Your goal = What is needed here is an exact printout of the data, with no pictures included.

Element data from apps and pages =
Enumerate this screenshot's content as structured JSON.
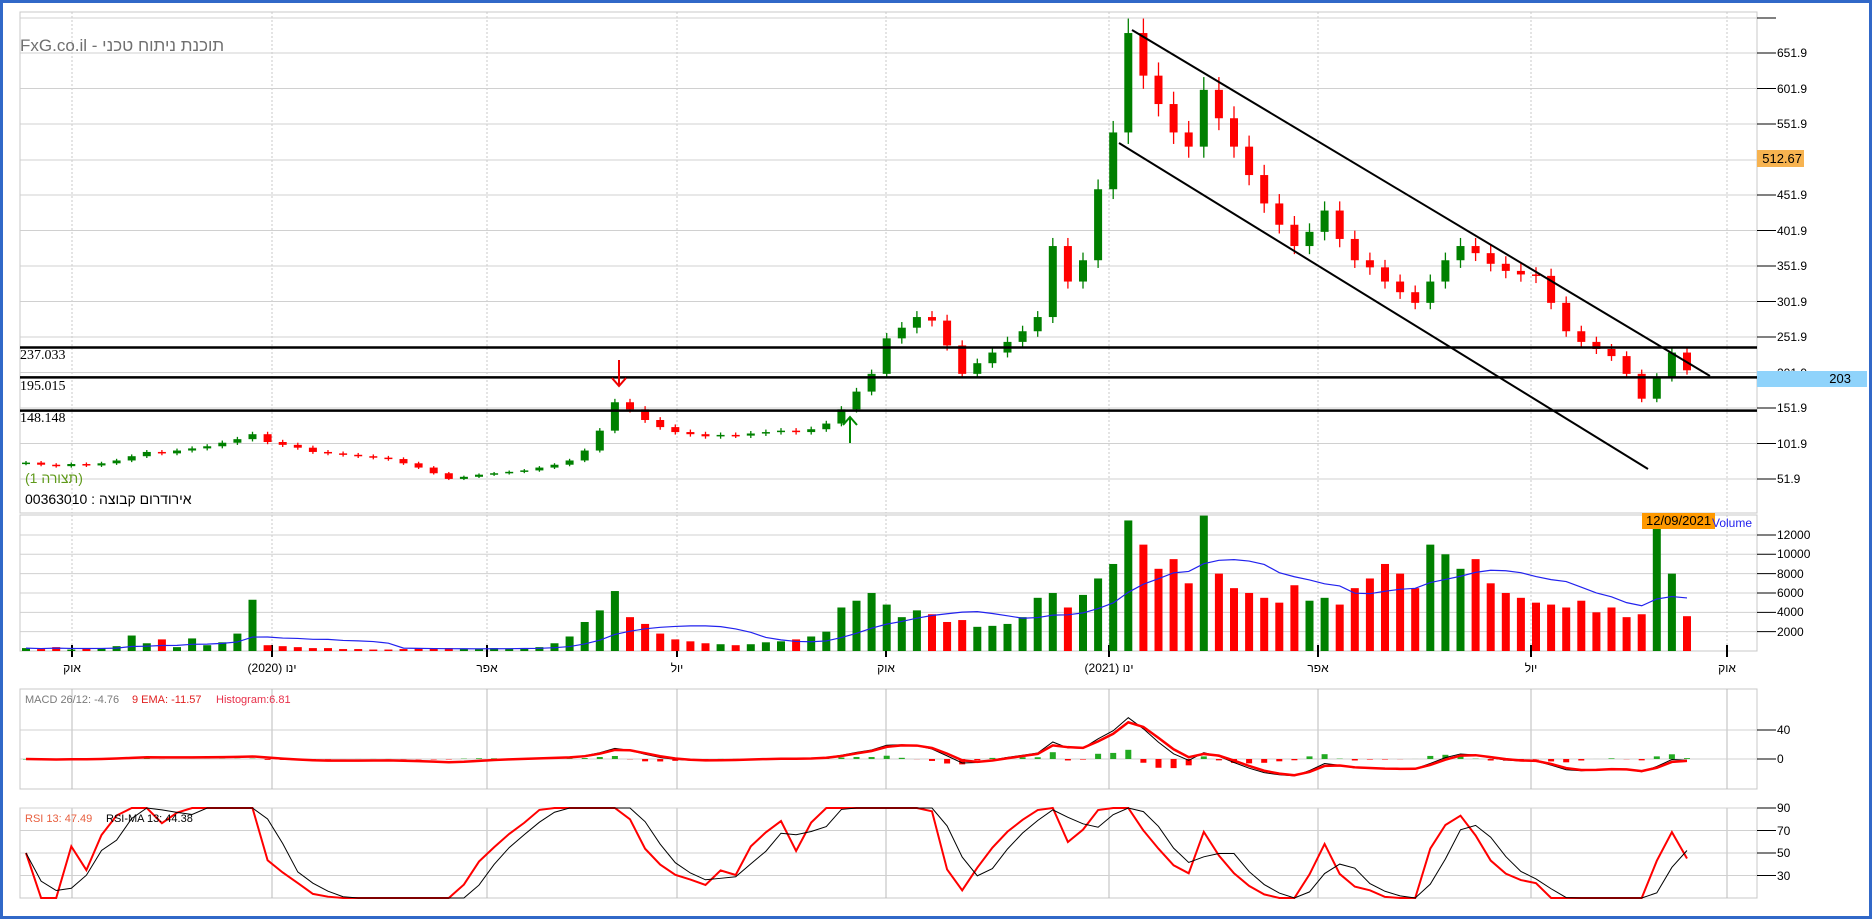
{
  "header": {
    "title": "FxG.co.il - תוכנת ניתוח טכני",
    "layout_label": "(תצורה 1)",
    "instrument": "00363010 : אירודרום קבוצה"
  },
  "price_panel": {
    "levels": [
      "237.033",
      "195.015",
      "148.148"
    ],
    "axis_labels": [
      "651.9",
      "601.9",
      "551.9",
      "451.9",
      "401.9",
      "351.9",
      "301.9",
      "251.9",
      "201.9",
      "151.9",
      "101.9",
      "51.9"
    ],
    "crosshair_price": "512.67",
    "last_price": "203"
  },
  "volume_panel": {
    "label": "Volume",
    "date_tooltip": "12/09/2021",
    "axis_labels": [
      "12000",
      "10000",
      "8000",
      "6000",
      "4000",
      "2000"
    ]
  },
  "x_axis": {
    "labels": [
      "אוק",
      "ינו (2020)",
      "אפר",
      "יול",
      "אוק",
      "ינו (2021)",
      "אפר",
      "יול",
      "אוק"
    ]
  },
  "macd_panel": {
    "macd_label": "MACD 26/12: -4.76",
    "ema_label": "9 EMA: -11.57",
    "histogram_label": "Histogram:6.81",
    "axis_labels": [
      "40",
      "0"
    ]
  },
  "rsi_panel": {
    "rsi_label": "RSI 13: 47.49",
    "rsi_ma_label": "RSI-MA 13: 44.38",
    "axis_labels": [
      "90",
      "70",
      "50",
      "30"
    ]
  },
  "colors": {
    "up": "#008000",
    "down": "#ff0000",
    "volume_ma": "#2222ee",
    "frame": "#3168c8"
  },
  "chart_data": {
    "type": "candlestick",
    "title": "00363010 : אירודרום קבוצה",
    "period": "2019-08 to 2021-09-12 (approx. weekly sampling)",
    "ylim": [
      30,
      700
    ],
    "closes": [
      75,
      72,
      70,
      73,
      71,
      74,
      78,
      84,
      90,
      88,
      92,
      95,
      98,
      103,
      108,
      115,
      104,
      100,
      96,
      90,
      88,
      86,
      84,
      82,
      80,
      74,
      68,
      60,
      52,
      55,
      58,
      60,
      62,
      64,
      68,
      72,
      78,
      92,
      120,
      160,
      150,
      135,
      125,
      118,
      115,
      112,
      114,
      113,
      116,
      118,
      120,
      118,
      122,
      130,
      150,
      175,
      200,
      250,
      265,
      280,
      275,
      240,
      200,
      215,
      230,
      245,
      260,
      280,
      380,
      330,
      360,
      460,
      540,
      680,
      620,
      580,
      540,
      520,
      600,
      560,
      520,
      480,
      440,
      410,
      380,
      400,
      430,
      390,
      360,
      350,
      330,
      315,
      300,
      330,
      360,
      380,
      370,
      355,
      345,
      340,
      338,
      300,
      260,
      245,
      235,
      225,
      200,
      165,
      195,
      230,
      205
    ],
    "volumes": [
      300,
      200,
      400,
      150,
      250,
      300,
      500,
      1600,
      800,
      1200,
      400,
      1300,
      600,
      900,
      1800,
      5300,
      600,
      500,
      400,
      300,
      300,
      200,
      200,
      150,
      150,
      200,
      300,
      300,
      300,
      250,
      200,
      300,
      250,
      300,
      400,
      800,
      1500,
      3000,
      4200,
      6200,
      3500,
      2800,
      1800,
      1200,
      1000,
      800,
      700,
      600,
      700,
      900,
      1000,
      1200,
      1500,
      2000,
      4500,
      5200,
      6000,
      4800,
      3500,
      4200,
      3800,
      3000,
      3200,
      2500,
      2600,
      2800,
      3500,
      5500,
      6000,
      4500,
      5800,
      7500,
      9000,
      13500,
      11000,
      8500,
      9500,
      7000,
      14000,
      8000,
      6500,
      6000,
      5500,
      5000,
      6800,
      5200,
      5500,
      4800,
      6500,
      7500,
      9000,
      8000,
      6500,
      11000,
      10000,
      8500,
      9500,
      7000,
      6000,
      5500,
      5000,
      4800,
      4500,
      5200,
      4000,
      4500,
      3500,
      3800,
      13000,
      8000,
      3600
    ],
    "horizontal_levels": [
      237.033,
      195.015,
      148.148
    ],
    "volume_ma_period": 10,
    "macd": {
      "fast": 12,
      "slow": 26,
      "signal": 9,
      "ylim": [
        -41,
        96
      ]
    },
    "rsi": {
      "period": 13,
      "ma_period": 13,
      "ylim": [
        10,
        90
      ]
    }
  }
}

Answer section =
Enumerate this screenshot's content as structured JSON.
{
  "header": {
    "title": "FxG.co.il - תוכנת ניתוח טכני",
    "layout_label": "(תצורה 1)",
    "instrument": "00363010 : אירודרום קבוצה"
  },
  "price_panel": {
    "levels": [
      "237.033",
      "195.015",
      "148.148"
    ],
    "axis_labels": [
      "651.9",
      "601.9",
      "551.9",
      "451.9",
      "401.9",
      "351.9",
      "301.9",
      "251.9",
      "201.9",
      "151.9",
      "101.9",
      "51.9"
    ],
    "crosshair_price": "512.67",
    "last_price": "203"
  },
  "volume_panel": {
    "label": "Volume",
    "date_tooltip": "12/09/2021",
    "axis_labels": [
      "12000",
      "10000",
      "8000",
      "6000",
      "4000",
      "2000"
    ]
  },
  "x_axis": {
    "labels": [
      "אוק",
      "ינו (2020)",
      "אפר",
      "יול",
      "אוק",
      "ינו (2021)",
      "אפר",
      "יול",
      "אוק"
    ]
  },
  "macd_panel": {
    "macd_label": "MACD 26/12: -4.76",
    "ema_label": "9 EMA: -11.57",
    "histogram_label": "Histogram:6.81",
    "axis_labels": [
      "40",
      "0"
    ]
  },
  "rsi_panel": {
    "rsi_label": "RSI 13: 47.49",
    "rsi_ma_label": "RSI-MA 13: 44.38",
    "axis_labels": [
      "90",
      "70",
      "50",
      "30"
    ]
  },
  "colors": {
    "up": "#008000",
    "down": "#ff0000",
    "volume_ma": "#2222ee",
    "frame": "#3168c8"
  },
  "chart_data": {
    "type": "candlestick",
    "title": "00363010 : אירודרום קבוצה",
    "period": "2019-08 to 2021-09-12 (approx. weekly sampling)",
    "ylim": [
      30,
      700
    ],
    "closes": [
      75,
      72,
      70,
      73,
      71,
      74,
      78,
      84,
      90,
      88,
      92,
      95,
      98,
      103,
      108,
      115,
      104,
      100,
      96,
      90,
      88,
      86,
      84,
      82,
      80,
      74,
      68,
      60,
      52,
      55,
      58,
      60,
      62,
      64,
      68,
      72,
      78,
      92,
      120,
      160,
      150,
      135,
      125,
      118,
      115,
      112,
      114,
      113,
      116,
      118,
      120,
      118,
      122,
      130,
      150,
      175,
      200,
      250,
      265,
      280,
      275,
      240,
      200,
      215,
      230,
      245,
      260,
      280,
      380,
      330,
      360,
      460,
      540,
      680,
      620,
      580,
      540,
      520,
      600,
      560,
      520,
      480,
      440,
      410,
      380,
      400,
      430,
      390,
      360,
      350,
      330,
      315,
      300,
      330,
      360,
      380,
      370,
      355,
      345,
      340,
      338,
      300,
      260,
      245,
      235,
      225,
      200,
      165,
      195,
      230,
      205
    ],
    "volumes": [
      300,
      200,
      400,
      150,
      250,
      300,
      500,
      1600,
      800,
      1200,
      400,
      1300,
      600,
      900,
      1800,
      5300,
      600,
      500,
      400,
      300,
      300,
      200,
      200,
      150,
      150,
      200,
      300,
      300,
      300,
      250,
      200,
      300,
      250,
      300,
      400,
      800,
      1500,
      3000,
      4200,
      6200,
      3500,
      2800,
      1800,
      1200,
      1000,
      800,
      700,
      600,
      700,
      900,
      1000,
      1200,
      1500,
      2000,
      4500,
      5200,
      6000,
      4800,
      3500,
      4200,
      3800,
      3000,
      3200,
      2500,
      2600,
      2800,
      3500,
      5500,
      6000,
      4500,
      5800,
      7500,
      9000,
      13500,
      11000,
      8500,
      9500,
      7000,
      14000,
      8000,
      6500,
      6000,
      5500,
      5000,
      6800,
      5200,
      5500,
      4800,
      6500,
      7500,
      9000,
      8000,
      6500,
      11000,
      10000,
      8500,
      9500,
      7000,
      6000,
      5500,
      5000,
      4800,
      4500,
      5200,
      4000,
      4500,
      3500,
      3800,
      13000,
      8000,
      3600
    ],
    "horizontal_levels": [
      237.033,
      195.015,
      148.148
    ],
    "volume_ma_period": 10,
    "macd": {
      "fast": 12,
      "slow": 26,
      "signal": 9,
      "ylim": [
        -41,
        96
      ]
    },
    "rsi": {
      "period": 13,
      "ma_period": 13,
      "ylim": [
        10,
        90
      ]
    }
  }
}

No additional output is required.